(Collection entries)
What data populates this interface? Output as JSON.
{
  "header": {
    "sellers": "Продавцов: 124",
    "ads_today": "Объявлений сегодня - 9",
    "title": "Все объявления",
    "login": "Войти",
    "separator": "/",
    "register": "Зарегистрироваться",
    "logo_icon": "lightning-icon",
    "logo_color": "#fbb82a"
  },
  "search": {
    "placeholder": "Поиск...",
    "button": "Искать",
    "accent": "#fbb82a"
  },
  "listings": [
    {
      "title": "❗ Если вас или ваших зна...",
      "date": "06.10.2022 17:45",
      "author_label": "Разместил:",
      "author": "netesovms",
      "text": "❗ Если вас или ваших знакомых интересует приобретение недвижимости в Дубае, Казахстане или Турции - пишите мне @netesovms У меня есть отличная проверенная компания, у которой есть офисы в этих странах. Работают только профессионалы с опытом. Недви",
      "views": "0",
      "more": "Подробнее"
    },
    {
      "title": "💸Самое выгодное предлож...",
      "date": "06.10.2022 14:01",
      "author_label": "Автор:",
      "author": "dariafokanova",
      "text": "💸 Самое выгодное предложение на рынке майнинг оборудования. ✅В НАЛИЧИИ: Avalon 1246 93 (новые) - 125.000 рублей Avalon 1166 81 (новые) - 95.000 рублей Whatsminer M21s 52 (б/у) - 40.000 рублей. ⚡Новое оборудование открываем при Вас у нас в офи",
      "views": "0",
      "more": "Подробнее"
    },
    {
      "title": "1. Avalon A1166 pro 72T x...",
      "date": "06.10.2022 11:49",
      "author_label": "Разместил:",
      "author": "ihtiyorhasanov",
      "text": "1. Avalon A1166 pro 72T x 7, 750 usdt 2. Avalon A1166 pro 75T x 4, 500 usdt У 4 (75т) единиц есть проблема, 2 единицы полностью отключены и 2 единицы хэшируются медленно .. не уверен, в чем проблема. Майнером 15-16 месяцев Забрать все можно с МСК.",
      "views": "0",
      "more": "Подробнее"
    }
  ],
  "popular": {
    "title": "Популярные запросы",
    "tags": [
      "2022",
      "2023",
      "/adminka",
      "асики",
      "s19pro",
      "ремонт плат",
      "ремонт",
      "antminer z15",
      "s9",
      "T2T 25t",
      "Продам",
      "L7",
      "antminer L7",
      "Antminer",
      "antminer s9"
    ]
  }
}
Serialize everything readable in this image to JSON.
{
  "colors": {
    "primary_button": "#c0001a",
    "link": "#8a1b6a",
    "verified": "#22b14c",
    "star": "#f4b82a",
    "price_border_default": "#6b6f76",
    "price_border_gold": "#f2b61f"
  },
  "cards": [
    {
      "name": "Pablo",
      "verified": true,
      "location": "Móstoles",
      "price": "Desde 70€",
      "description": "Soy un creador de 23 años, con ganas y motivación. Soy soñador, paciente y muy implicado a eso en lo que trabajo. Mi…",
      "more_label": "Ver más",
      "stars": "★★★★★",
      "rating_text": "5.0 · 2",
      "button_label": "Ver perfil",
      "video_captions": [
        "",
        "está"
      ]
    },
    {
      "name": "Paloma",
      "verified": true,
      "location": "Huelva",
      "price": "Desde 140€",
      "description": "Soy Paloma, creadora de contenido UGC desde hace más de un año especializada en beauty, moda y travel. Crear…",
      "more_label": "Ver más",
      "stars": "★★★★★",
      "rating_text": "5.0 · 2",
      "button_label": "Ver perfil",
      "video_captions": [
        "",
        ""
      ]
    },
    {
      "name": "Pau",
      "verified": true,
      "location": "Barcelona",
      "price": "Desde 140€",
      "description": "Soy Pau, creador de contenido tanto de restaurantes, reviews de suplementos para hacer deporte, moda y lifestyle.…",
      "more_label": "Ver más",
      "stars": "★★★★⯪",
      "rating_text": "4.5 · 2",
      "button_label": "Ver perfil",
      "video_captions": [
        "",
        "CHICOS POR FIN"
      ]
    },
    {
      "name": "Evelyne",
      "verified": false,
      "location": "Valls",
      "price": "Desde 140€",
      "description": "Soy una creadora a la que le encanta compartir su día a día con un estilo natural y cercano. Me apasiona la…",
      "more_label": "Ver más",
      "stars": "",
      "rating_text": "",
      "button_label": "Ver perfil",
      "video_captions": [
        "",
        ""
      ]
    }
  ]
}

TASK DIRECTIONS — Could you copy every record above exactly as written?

SOLVED PROBLEM —
What data populates this interface? Output as JSON.
{
  "header": {
    "sellers": "Продавцов: 124",
    "ads_today": "Объявлений сегодня - 9",
    "title": "Все объявления",
    "login": "Войти",
    "separator": "/",
    "register": "Зарегистрироваться",
    "logo_icon": "lightning-icon",
    "logo_color": "#fbb82a"
  },
  "search": {
    "placeholder": "Поиск...",
    "button": "Искать",
    "accent": "#fbb82a"
  },
  "listings": [
    {
      "title": "❗ Если вас или ваших зна...",
      "date": "06.10.2022 17:45",
      "author_label": "Разместил:",
      "author": "netesovms",
      "text": "❗ Если вас или ваших знакомых интересует приобретение недвижимости в Дубае, Казахстане или Турции - пишите мне @netesovms У меня есть отличная проверенная компания, у которой есть офисы в этих странах. Работают только профессионалы с опытом. Недви",
      "views": "0",
      "more": "Подробнее"
    },
    {
      "title": "💸Самое выгодное предлож...",
      "date": "06.10.2022 14:01",
      "author_label": "Автор:",
      "author": "dariafokanova",
      "text": "💸 Самое выгодное предложение на рынке майнинг оборудования. ✅В НАЛИЧИИ: Avalon 1246 93 (новые) - 125.000 рублей Avalon 1166 81 (новые) - 95.000 рублей Whatsminer M21s 52 (б/у) - 40.000 рублей. ⚡Новое оборудование открываем при Вас у нас в офи",
      "views": "0",
      "more": "Подробнее"
    },
    {
      "title": "1. Avalon A1166 pro 72T x...",
      "date": "06.10.2022 11:49",
      "author_label": "Разместил:",
      "author": "ihtiyorhasanov",
      "text": "1. Avalon A1166 pro 72T x 7, 750 usdt 2. Avalon A1166 pro 75T x 4, 500 usdt У 4 (75т) единиц есть проблема, 2 единицы полностью отключены и 2 единицы хэшируются медленно .. не уверен, в чем проблема. Майнером 15-16 месяцев Забрать все можно с МСК.",
      "views": "0",
      "more": "Подробнее"
    }
  ],
  "popular": {
    "title": "Популярные запросы",
    "tags": [
      "2022",
      "2023",
      "/adminka",
      "асики",
      "s19pro",
      "ремонт плат",
      "ремонт",
      "antminer z15",
      "s9",
      "T2T 25t",
      "Продам",
      "L7",
      "antminer L7",
      "Antminer",
      "antminer s9"
    ]
  }
}
Serialize everything readable in this image to JSON.
{
  "colors": {
    "primary_button": "#c0001a",
    "link": "#8a1b6a",
    "verified": "#22b14c",
    "star": "#f4b82a",
    "price_border_default": "#6b6f76",
    "price_border_gold": "#f2b61f"
  },
  "cards": [
    {
      "name": "Pablo",
      "verified": true,
      "location": "Móstoles",
      "price": "Desde 70€",
      "description": "Soy un creador de 23 años, con ganas y motivación. Soy soñador, paciente y muy implicado a eso en lo que trabajo. Mi…",
      "more_label": "Ver más",
      "stars": "★★★★★",
      "rating_text": "5.0 · 2",
      "button_label": "Ver perfil",
      "video_captions": [
        "",
        "está"
      ]
    },
    {
      "name": "Paloma",
      "verified": true,
      "location": "Huelva",
      "price": "Desde 140€",
      "description": "Soy Paloma, creadora de contenido UGC desde hace más de un año especializada en beauty, moda y travel. Crear…",
      "more_label": "Ver más",
      "stars": "★★★★★",
      "rating_text": "5.0 · 2",
      "button_label": "Ver perfil",
      "video_captions": [
        "",
        ""
      ]
    },
    {
      "name": "Pau",
      "verified": true,
      "location": "Barcelona",
      "price": "Desde 140€",
      "description": "Soy Pau, creador de contenido tanto de restaurantes, reviews de suplementos para hacer deporte, moda y lifestyle.…",
      "more_label": "Ver más",
      "stars": "★★★★⯪",
      "rating_text": "4.5 · 2",
      "button_label": "Ver perfil",
      "video_captions": [
        "",
        "CHICOS POR FIN"
      ]
    },
    {
      "name": "Evelyne",
      "verified": false,
      "location": "Valls",
      "price": "Desde 140€",
      "description": "Soy una creadora a la que le encanta compartir su día a día con un estilo natural y cercano. Me apasiona la…",
      "more_label": "Ver más",
      "stars": "",
      "rating_text": "",
      "button_label": "Ver perfil",
      "video_captions": [
        "",
        ""
      ]
    }
  ]
}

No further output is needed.